What became of Sarah after 1901? Well if she was now Mrs Sarah Cowlishaw then she is not on the 1911 census but the only death in Chesterfield is for a Sarah Cowlishaw in 1909 aged 70, so the age is out by some years. 

Was baby Lydia the daughter of Edward Gratton?

We will never know for definite but in 1851 Edward is aged 27 years old and still living with his parents David and Lydia Gratton at Ashover.  It does seem that Sarah may well have named her daughter after her paternal grandmother Lydia. Lydia’s birth was registered in 1861 she was given the middle name of Gratton.  In 1876 Lydia married Thomas Columbine, thus the grand-daughter living with Sarah and Edward in 1881 is the daughter of Lydia. 
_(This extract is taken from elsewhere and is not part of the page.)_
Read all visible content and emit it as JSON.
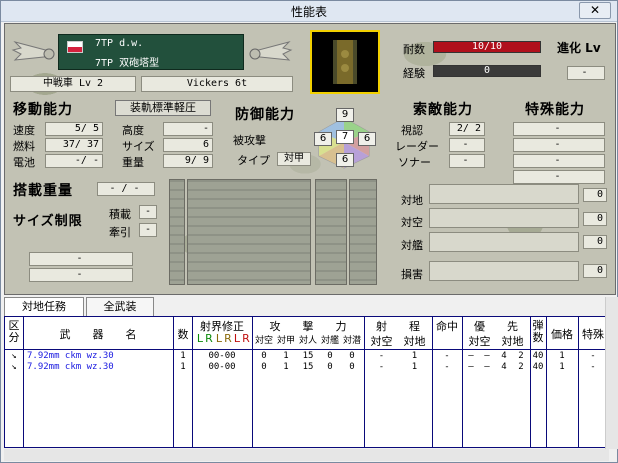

Lydia’s life was no better than her mother’s, she was in court in January 1878 charging her husband of assault.  She stated that she had been married to Thomas for about a year but had not lived with him for the last 6 weeks.  She had returned to live with her parents in Browns Yard.  On the day the summons was issued Thomas had turned up at the Gratton’s house in a drunken state, Lydia’s parents had left the house leaving Lydia to speak with Thomas.  She told him to go if he was drunk to which he turned and hit her in the face, knocked her down into a corner and took a knife out if his pocket which he threatened to cut her throat with, he also tried to throttle her.  At this time Lydia had her child in her arms so she bit on Thomas’s finger in self defence.  The court heard how she had been unable to live with her husband as he was violent against her.  In his defence Thomas said he had never been violent towards her, however he had “frequently been provoked to it by her foul mouthed language”.  He added that at times he had been required to sit up all night to bake the bread as she refused to do the task in the day time.  The Bench found Thomas guilty and fined him 21s including costs.  
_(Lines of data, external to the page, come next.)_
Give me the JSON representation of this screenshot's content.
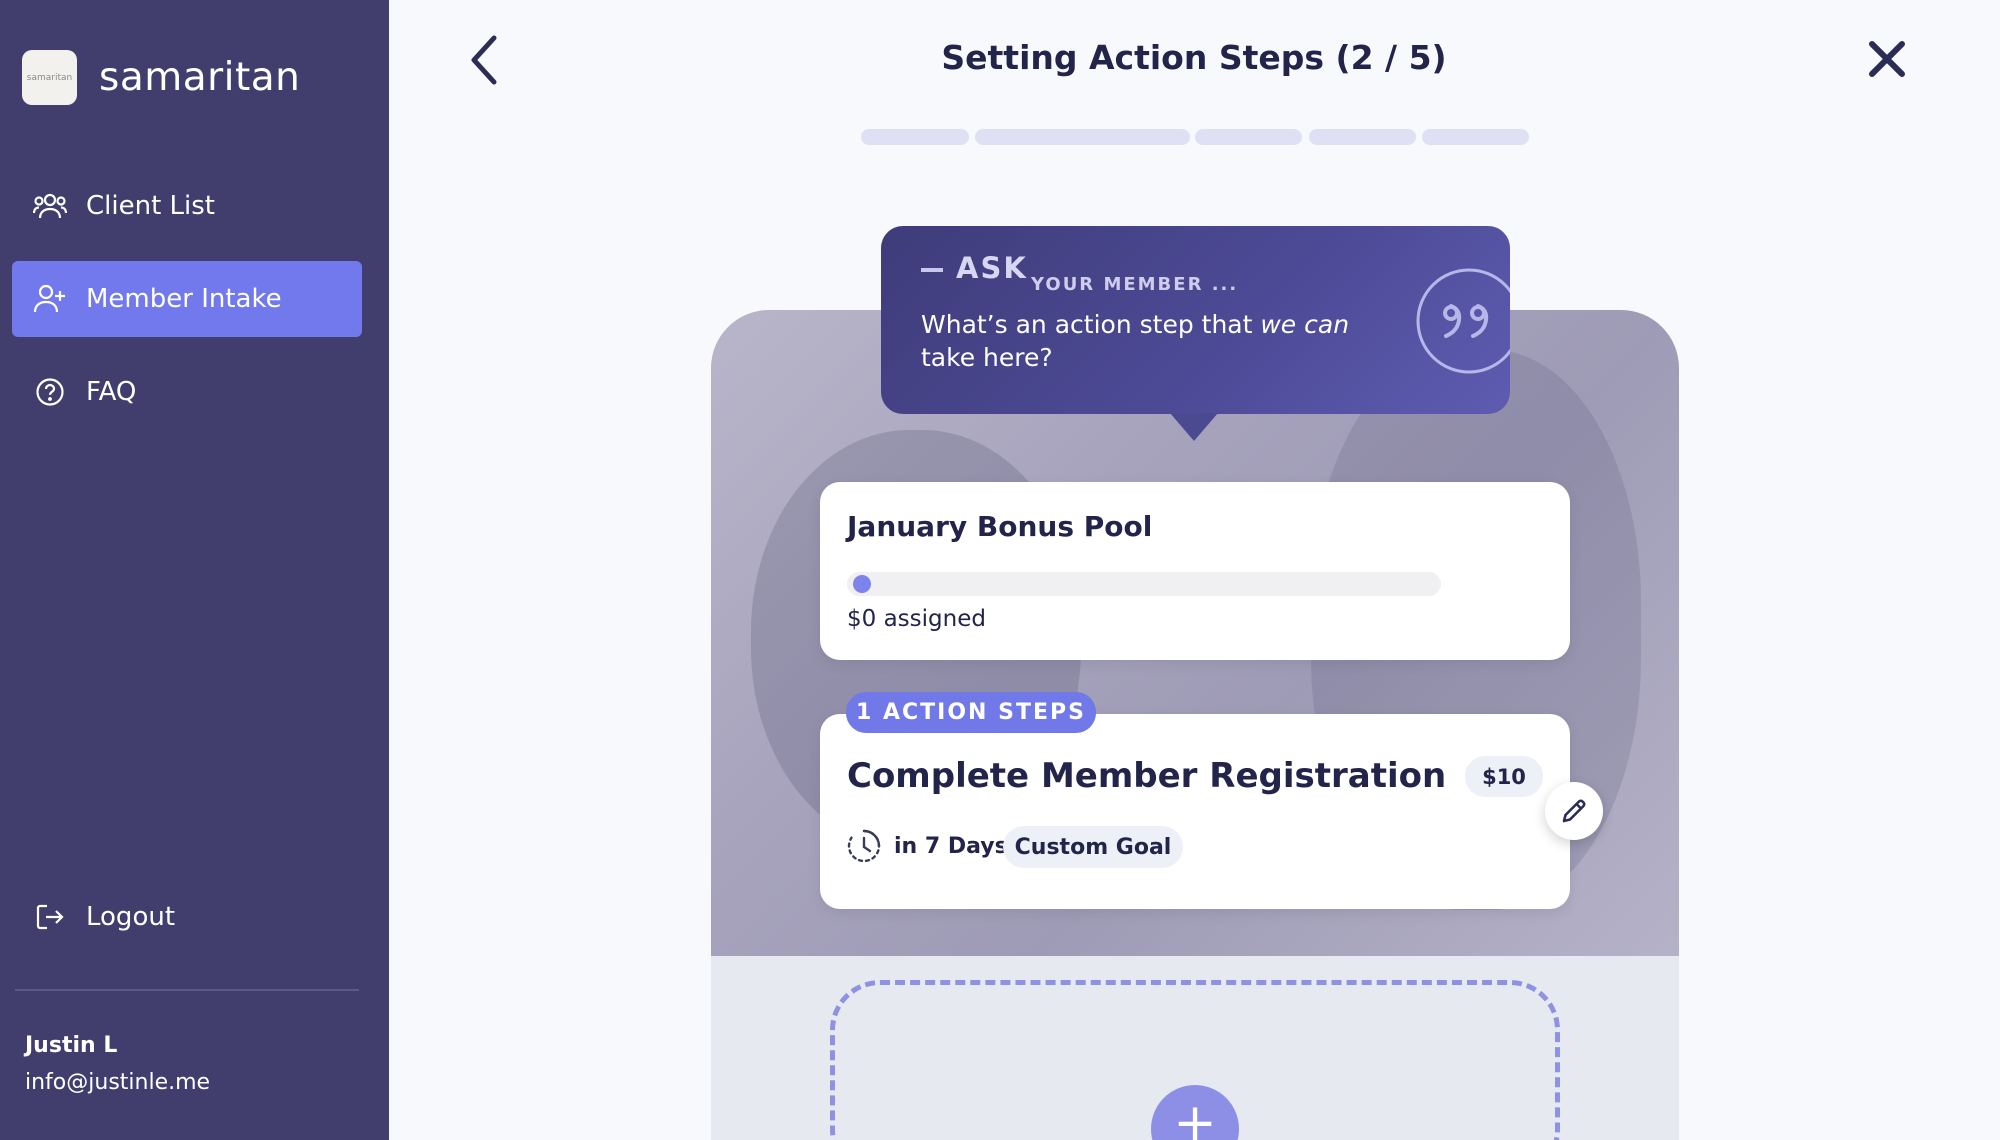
{
  "sidebar": {
    "brand": {
      "name": "samaritan",
      "logo_text": "samaritan"
    },
    "items": [
      {
        "label": "Client List",
        "icon": "users-icon",
        "active": false
      },
      {
        "label": "Member Intake",
        "icon": "add-user-icon",
        "active": true
      },
      {
        "label": "FAQ",
        "icon": "help-circle-icon",
        "active": false
      }
    ],
    "logout_label": "Logout",
    "user": {
      "name": "Justin L",
      "email": "info@justinle.me"
    }
  },
  "header": {
    "title": "Setting Action Steps (2 / 5)",
    "back_icon": "chevron-left-icon",
    "close_icon": "close-icon",
    "progress": {
      "current": 2,
      "total": 5
    }
  },
  "ask": {
    "label": "ASK",
    "sublabel": "YOUR MEMBER ...",
    "question_before": "What’s an action step that ",
    "question_emphasis": "we can",
    "question_after": " take here?",
    "icon": "quote-icon"
  },
  "bonus_pool": {
    "title": "January Bonus Pool",
    "assigned_label": "$0 assigned",
    "assigned_fraction": 0
  },
  "action_steps": {
    "badge": "1 ACTION STEPS",
    "items": [
      {
        "title": "Complete Member Registration",
        "amount": "$10",
        "due": "in 7 Days",
        "tag": "Custom Goal"
      }
    ]
  },
  "add_button_label": "+",
  "colors": {
    "sidebar": "#413e6d",
    "accent": "#7279ed",
    "ask_bubble": "#4c4a95",
    "text": "#22244a"
  }
}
This would explain why Ada was living with her grandparents in 1881 but where was Lydia? 
On the 1881 census there is a Lydia Gratton born around 1861 in Chesterfield now living at 4 Wooleys Yard, Nottingham she is working as a lace doubler and lives with George Dills a collier. 
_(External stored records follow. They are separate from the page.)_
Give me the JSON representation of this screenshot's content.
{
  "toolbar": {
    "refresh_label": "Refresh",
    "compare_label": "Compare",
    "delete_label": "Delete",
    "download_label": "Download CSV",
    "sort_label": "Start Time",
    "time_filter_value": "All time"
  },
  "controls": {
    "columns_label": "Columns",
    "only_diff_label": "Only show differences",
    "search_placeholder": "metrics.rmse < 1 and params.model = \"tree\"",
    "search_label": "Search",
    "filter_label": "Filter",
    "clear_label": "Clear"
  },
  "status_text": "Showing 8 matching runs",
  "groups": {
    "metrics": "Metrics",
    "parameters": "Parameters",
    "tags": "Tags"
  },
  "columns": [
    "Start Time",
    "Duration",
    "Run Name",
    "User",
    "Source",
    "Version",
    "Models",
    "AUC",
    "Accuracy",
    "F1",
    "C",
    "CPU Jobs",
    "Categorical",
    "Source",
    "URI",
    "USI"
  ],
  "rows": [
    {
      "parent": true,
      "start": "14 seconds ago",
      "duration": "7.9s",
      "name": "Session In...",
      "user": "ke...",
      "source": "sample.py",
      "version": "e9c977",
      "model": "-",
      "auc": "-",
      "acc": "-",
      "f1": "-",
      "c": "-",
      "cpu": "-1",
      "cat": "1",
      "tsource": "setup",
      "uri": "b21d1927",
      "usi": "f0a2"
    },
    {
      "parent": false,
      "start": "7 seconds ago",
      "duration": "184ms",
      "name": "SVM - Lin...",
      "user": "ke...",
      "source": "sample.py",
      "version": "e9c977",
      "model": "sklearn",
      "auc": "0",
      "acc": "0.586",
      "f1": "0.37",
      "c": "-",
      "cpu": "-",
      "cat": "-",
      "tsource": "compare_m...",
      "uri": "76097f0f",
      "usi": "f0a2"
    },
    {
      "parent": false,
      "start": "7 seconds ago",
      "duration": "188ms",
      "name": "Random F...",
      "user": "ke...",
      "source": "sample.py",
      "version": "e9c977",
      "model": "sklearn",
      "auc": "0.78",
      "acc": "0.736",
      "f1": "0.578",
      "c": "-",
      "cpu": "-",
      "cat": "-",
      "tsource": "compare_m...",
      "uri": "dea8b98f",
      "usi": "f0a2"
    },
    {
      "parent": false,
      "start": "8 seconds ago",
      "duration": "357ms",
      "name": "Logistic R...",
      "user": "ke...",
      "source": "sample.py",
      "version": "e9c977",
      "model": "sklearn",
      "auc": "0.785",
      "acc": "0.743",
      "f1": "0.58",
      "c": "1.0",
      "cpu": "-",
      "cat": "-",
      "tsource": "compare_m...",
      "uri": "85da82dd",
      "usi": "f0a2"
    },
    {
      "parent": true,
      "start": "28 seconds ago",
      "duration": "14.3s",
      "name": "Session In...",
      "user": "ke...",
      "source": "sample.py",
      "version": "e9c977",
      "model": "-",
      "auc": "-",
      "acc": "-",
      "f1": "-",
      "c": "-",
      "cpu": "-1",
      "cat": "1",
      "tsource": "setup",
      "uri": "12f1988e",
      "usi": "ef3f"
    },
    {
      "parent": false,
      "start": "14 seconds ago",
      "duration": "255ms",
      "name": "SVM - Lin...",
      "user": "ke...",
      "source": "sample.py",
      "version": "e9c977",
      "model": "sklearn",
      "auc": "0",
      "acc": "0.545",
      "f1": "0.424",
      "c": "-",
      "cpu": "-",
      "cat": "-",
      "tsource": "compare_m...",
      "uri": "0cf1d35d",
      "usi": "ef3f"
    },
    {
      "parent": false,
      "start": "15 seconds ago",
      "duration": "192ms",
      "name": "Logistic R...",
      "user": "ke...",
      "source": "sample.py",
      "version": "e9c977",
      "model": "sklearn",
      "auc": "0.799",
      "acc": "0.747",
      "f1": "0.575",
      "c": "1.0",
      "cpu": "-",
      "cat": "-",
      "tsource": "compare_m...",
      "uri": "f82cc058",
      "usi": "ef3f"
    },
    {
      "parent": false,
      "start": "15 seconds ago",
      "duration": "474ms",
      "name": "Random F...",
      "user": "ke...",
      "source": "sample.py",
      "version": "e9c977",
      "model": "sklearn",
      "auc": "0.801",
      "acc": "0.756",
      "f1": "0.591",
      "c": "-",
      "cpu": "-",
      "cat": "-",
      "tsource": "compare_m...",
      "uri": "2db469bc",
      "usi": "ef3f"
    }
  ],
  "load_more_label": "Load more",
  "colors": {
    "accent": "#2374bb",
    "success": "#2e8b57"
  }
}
Edward Gratton-Fretwell the son of Sarah may well have followed in his father’s footsteps along the criminal path.  He got off with a caution in October 1873 for stealing apples along with 7 other boys, in the market place. In June 1877 he was in trouble for birdnesting and damaging the roof of an engine house at Wingerworth.  He was living at Browns Yard at the time.  There are many other mentions of an Edward Gratton which may well be this Edward, mainly for poaching related incidents.

Edward Gratton aged 2 years old in 1861, son of Edward Gratton – born around 1858/9 in Chesterfield.  There is no trace of this boy further.  There is an Edwin Gratton living with his siblings and Aunt and Uncle John and Elizabeth Walker at Stonegravels in 1871. This may or may not be him, further research would be required.



No comments:

Post a Comment